My father, Clyde Lout, was a living testament to a rural adage. Dust bowl issues succeeded in taking the boy out of the country and on to California urban centers. Nothing prevailed however at taking the country out of the boy. Oklahoma soil, long recovered from the droughts of the 1930’s, beckoned.
We moved to a small acreage outside town. Twin pear trees in the pasture – limbs heavy with their treasures most summers – supplied Tim and me with climbing and feasting pleasures. Don’t eat them when they’re green! was our mother’s (sometimes-heeded) admonition.
Our sister Betty exercised more wisdom than her young siblings. Tim and I first learned to swim near the same pear trees in the pasture. Not in a pond or in a stream running through the pasture. We set in motion our first-ever strokes in the pasture itself.
A red-brown waterway called the Deep Fork River snaked through the countryside west of our place. During a late spring season in the mid-1950s continued rains flooded the Deep Fork. Ongoing downpours overflowed every creek and stream.
Rising waters flooded lowlands, submerging much of our five acres. Once the rain stopped my brother and I splashed about in the chest-deep mix of water and floating debris. Discovering buoyancy we propelled our way through tree bark, sticks and limbs, assorted leaves and hollowed pecan shells. And here and there – given it was the habitat of farm animals – other matter as well.
My second bout with the polio virus far exceeded the first in its severity. Whether my pastureland swim factored into the soon approaching paralysis is unresolved.

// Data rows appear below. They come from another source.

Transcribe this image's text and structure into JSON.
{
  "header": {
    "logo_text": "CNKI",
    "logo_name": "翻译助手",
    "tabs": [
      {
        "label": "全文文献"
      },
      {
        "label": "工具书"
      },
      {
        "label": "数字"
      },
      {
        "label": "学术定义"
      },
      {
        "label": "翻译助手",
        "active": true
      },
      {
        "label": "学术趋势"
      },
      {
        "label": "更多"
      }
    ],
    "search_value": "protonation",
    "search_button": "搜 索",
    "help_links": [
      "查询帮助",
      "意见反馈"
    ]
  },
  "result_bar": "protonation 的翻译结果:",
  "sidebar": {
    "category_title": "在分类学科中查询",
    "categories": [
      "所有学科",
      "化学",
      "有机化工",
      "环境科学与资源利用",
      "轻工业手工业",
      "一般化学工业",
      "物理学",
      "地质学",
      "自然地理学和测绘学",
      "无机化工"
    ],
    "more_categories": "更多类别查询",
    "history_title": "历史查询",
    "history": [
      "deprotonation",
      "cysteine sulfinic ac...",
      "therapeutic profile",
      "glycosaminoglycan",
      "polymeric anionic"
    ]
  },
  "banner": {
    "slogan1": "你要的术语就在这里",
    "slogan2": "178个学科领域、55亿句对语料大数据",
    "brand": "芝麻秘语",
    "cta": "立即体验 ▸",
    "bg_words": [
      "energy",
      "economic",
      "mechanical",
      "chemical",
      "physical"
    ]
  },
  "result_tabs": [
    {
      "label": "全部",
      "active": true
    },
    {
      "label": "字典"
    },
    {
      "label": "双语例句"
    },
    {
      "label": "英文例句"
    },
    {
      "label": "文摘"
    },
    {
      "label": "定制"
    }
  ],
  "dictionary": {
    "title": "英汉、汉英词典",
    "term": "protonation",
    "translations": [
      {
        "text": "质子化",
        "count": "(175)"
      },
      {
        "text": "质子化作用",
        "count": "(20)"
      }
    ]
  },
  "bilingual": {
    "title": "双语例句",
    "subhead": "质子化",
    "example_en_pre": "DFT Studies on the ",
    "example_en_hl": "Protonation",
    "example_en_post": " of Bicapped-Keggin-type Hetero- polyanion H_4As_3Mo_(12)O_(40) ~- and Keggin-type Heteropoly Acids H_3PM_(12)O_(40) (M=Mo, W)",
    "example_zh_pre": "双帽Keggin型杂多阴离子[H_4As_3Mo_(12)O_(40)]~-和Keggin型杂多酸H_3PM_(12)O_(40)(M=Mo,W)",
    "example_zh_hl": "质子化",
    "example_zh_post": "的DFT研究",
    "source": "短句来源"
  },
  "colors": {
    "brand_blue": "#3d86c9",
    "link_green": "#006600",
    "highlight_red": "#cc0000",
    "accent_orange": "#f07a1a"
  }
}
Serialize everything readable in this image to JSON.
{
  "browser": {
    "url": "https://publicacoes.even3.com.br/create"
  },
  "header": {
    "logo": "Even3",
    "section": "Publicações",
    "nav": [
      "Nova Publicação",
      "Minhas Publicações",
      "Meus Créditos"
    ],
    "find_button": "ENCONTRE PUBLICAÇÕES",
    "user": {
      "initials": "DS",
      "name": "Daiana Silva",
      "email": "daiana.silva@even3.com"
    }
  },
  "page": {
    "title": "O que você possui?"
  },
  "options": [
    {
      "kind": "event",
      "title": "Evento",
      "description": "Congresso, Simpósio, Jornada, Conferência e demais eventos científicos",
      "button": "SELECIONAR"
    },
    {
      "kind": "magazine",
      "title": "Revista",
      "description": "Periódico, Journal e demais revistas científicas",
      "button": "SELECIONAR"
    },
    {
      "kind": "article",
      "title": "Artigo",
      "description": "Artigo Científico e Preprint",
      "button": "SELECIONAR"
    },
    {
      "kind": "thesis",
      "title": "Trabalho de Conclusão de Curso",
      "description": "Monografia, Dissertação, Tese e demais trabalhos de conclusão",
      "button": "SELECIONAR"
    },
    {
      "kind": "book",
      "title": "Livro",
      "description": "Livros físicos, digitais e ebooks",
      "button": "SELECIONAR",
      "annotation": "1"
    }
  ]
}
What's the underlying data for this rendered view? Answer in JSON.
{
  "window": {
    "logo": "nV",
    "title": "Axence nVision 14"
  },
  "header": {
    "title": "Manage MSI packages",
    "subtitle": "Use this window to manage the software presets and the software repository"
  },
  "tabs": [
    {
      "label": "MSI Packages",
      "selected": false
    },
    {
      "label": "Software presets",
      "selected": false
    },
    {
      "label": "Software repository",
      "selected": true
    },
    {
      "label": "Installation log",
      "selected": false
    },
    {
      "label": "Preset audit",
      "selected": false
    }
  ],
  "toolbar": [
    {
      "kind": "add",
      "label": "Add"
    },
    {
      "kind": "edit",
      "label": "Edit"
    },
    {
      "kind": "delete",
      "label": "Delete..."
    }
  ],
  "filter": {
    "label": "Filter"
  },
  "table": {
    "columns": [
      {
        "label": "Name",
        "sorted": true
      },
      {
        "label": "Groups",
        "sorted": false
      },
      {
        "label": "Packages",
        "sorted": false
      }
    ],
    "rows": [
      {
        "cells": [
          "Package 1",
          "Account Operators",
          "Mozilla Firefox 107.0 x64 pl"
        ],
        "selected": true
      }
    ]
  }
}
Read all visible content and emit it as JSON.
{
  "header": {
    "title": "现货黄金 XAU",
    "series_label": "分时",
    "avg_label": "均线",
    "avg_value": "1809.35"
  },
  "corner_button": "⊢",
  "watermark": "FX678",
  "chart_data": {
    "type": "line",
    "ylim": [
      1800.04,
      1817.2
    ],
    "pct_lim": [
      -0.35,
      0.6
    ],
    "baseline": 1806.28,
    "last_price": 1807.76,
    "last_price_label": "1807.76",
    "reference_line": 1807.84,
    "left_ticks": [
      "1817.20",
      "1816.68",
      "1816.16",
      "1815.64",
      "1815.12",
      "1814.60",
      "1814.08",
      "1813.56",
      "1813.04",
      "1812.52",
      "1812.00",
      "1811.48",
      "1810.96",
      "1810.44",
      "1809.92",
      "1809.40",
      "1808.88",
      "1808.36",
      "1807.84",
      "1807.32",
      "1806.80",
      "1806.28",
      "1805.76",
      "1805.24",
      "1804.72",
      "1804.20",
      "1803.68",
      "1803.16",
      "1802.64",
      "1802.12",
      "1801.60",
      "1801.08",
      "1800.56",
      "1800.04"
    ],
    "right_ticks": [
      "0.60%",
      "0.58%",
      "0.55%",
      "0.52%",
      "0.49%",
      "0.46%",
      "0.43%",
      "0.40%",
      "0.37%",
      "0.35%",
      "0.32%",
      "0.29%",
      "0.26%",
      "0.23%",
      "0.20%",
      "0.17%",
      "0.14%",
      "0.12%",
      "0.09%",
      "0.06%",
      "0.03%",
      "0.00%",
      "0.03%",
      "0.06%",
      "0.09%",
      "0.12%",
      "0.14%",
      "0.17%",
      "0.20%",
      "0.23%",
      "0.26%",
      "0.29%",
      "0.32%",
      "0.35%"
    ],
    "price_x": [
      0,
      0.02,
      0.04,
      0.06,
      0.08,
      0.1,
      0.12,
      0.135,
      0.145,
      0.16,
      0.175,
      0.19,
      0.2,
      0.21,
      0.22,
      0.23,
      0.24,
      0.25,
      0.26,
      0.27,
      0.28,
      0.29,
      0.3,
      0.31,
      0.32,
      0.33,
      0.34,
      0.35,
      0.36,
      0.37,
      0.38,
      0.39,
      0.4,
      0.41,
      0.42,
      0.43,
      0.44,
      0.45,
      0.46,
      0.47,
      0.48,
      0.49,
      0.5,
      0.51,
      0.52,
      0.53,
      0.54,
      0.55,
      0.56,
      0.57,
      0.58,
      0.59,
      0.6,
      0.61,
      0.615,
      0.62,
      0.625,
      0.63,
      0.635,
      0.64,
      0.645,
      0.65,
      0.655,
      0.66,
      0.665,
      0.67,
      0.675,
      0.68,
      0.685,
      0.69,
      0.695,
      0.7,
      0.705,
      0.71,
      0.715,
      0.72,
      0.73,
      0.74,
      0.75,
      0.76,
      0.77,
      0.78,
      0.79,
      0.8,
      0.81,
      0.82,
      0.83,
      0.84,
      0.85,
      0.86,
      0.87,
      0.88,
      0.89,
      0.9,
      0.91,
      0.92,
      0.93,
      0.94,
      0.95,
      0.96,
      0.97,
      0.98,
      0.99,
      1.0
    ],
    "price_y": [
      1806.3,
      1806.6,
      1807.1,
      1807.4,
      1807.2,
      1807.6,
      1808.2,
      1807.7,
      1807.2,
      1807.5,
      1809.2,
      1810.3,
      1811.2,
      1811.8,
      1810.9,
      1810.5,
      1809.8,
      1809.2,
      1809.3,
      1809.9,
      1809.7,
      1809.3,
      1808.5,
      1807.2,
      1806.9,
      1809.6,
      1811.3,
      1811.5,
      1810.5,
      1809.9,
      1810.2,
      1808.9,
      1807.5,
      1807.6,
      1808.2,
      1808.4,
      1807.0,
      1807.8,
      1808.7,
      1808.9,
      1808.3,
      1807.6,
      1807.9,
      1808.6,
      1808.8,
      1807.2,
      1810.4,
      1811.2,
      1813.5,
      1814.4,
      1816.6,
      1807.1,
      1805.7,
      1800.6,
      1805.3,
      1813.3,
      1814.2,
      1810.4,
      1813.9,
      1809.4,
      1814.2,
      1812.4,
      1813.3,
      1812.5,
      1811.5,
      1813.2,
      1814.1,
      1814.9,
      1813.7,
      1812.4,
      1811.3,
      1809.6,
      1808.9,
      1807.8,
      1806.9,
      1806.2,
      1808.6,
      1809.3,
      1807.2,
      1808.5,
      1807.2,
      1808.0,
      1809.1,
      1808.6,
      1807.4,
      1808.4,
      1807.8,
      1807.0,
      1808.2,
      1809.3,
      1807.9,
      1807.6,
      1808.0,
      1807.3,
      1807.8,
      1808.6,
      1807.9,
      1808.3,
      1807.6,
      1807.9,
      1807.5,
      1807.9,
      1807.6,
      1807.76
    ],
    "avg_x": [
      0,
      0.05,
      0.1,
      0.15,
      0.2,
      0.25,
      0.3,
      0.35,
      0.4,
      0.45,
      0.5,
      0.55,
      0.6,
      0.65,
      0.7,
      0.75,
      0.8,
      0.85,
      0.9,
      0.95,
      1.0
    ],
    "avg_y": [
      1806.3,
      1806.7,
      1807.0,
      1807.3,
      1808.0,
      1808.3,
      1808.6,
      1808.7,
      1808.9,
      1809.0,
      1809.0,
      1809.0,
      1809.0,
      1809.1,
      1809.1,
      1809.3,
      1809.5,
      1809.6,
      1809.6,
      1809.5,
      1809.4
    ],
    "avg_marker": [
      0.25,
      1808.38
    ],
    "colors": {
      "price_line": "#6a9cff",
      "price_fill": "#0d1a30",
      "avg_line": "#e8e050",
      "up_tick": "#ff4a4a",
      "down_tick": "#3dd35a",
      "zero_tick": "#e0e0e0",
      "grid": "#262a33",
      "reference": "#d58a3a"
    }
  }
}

I was nine years old. My legs simply stopped working.
©2015 Jerry Lout